The way that the dowry ceremony works is that a representative of the bride’s family and a representative of the groom’s family engage in a ritualized negotiation aimed at persuading the reluctant father to relinquish his daughter to the groom. The groom’s representative cajoles the bride’s representative and offers gifts — in this instance, bottles of pricey, imported liquor. The bride’s representative, for his part, puts up three obstacles to the union. One of them was to say (falsely) that the bride couldn’t marry because she was only fifteen years old. The representative grabbed a bashful old woman from the second row and offered her as a bride instead. Of course, these obstacles and objections and offering other brides are merely symbolic — the bride will ultimately be given, of course.
Both of the representatives were very funny and entertaining as they bantered back and forth. The groom’s representative was a portly older man and we he crossed the yard to deliver the gifts he woudl sing and do a funny little dance that reminded me of Pappy O’Daniels dancing to “Man of Constant Sorrow” at the end of Oh Brother, Where Art Thou? It was a lot of fun.
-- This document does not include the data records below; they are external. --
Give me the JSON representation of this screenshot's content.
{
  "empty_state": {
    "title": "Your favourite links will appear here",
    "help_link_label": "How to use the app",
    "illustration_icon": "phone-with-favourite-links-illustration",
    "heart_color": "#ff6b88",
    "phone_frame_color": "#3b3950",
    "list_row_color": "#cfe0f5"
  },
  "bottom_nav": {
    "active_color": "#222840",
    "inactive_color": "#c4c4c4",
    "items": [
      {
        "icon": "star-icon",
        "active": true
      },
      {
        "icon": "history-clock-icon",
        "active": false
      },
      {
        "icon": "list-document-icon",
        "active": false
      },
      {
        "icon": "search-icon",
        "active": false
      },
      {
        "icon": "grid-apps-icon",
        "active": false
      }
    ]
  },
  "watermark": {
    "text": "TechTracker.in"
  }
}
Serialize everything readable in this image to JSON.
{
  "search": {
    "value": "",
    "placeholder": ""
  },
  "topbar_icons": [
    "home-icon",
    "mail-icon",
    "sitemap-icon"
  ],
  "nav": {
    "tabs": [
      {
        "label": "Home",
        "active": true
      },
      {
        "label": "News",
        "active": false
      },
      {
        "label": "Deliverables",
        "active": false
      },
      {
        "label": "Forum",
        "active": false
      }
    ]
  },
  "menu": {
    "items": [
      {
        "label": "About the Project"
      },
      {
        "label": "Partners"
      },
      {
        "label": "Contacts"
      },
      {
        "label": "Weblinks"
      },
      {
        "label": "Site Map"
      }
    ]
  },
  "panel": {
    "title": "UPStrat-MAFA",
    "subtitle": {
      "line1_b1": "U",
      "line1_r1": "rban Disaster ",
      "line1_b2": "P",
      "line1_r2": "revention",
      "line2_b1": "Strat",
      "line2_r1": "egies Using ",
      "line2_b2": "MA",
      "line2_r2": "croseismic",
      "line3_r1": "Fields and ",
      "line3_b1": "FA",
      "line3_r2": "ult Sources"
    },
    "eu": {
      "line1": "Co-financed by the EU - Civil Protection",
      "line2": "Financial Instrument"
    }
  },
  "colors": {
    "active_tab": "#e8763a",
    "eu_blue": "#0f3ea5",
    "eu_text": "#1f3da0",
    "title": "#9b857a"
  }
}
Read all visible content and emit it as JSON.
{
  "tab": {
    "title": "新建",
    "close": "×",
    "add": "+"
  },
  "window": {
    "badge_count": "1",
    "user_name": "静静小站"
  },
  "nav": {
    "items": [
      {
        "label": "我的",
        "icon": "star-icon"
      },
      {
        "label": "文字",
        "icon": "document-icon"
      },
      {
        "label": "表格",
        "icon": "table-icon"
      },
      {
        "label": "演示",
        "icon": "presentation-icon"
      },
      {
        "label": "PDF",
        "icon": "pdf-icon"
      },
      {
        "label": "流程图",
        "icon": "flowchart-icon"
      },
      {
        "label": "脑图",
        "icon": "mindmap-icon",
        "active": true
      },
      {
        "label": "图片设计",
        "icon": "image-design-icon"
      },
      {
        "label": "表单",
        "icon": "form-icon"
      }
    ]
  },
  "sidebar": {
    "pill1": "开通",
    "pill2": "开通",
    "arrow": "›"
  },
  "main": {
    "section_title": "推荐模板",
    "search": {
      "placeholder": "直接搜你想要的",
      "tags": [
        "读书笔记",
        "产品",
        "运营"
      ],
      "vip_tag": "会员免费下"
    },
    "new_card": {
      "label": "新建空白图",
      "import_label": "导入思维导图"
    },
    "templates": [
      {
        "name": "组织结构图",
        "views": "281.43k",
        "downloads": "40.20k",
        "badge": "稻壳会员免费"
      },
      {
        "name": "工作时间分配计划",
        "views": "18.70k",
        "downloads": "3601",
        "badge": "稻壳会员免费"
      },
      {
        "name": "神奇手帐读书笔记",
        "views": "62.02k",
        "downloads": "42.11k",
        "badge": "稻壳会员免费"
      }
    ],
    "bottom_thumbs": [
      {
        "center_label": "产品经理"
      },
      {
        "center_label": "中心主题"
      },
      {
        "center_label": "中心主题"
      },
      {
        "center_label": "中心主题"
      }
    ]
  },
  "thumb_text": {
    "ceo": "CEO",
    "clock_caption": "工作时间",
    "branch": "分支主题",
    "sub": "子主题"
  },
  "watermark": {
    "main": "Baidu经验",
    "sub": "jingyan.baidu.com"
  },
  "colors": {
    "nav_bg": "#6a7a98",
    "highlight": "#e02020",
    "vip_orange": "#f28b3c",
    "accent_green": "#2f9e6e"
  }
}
Unfortunately, the dowry ceremony was the high point of the day. It took an hour and a half of standing around before we got back in the squeeze bus to drive to Kigali (where the wedding mass was.) Then, the trip to the church was delayed because one of the two Land Rovers which the bridal party had rented rear-ended the other on the highway. No one was hurt but this was a pretty expensive accident and it cast a bit of a pall over the proceedings.
Finally, we got to the church, had the mass and the surprisingly dour looking bride and groom left the church. We drove then to the reception where, to be honest, I spent the whole time outside talking to a friend back home on the phone. Did I mention we’d left home at 8am that morning and they never fed us?!
The reception ended so we piled back into the squeeze bus. Two and a half hours on a dirt road, one detour on goat paths through people’s back yards and quick stop when the bottom of the bus scraped the road coming out of a particularly deep pothole, we were home — around 11:45 pm.
Despite my bitterness about the long day, inefficient planning and lack of food, it was good to observe a Rwandan wedding. The dowry ceremony was really cool! I wish we did them in the US! I know, I know … feminism. Come on, it’s not that demeaning to trade your daughter for a couple of bottles of Jack Daniels, is it? Nonetheless, “attend Rwandan wedding” is now checked of the list of important Rwandan cultural experiences, so there you go.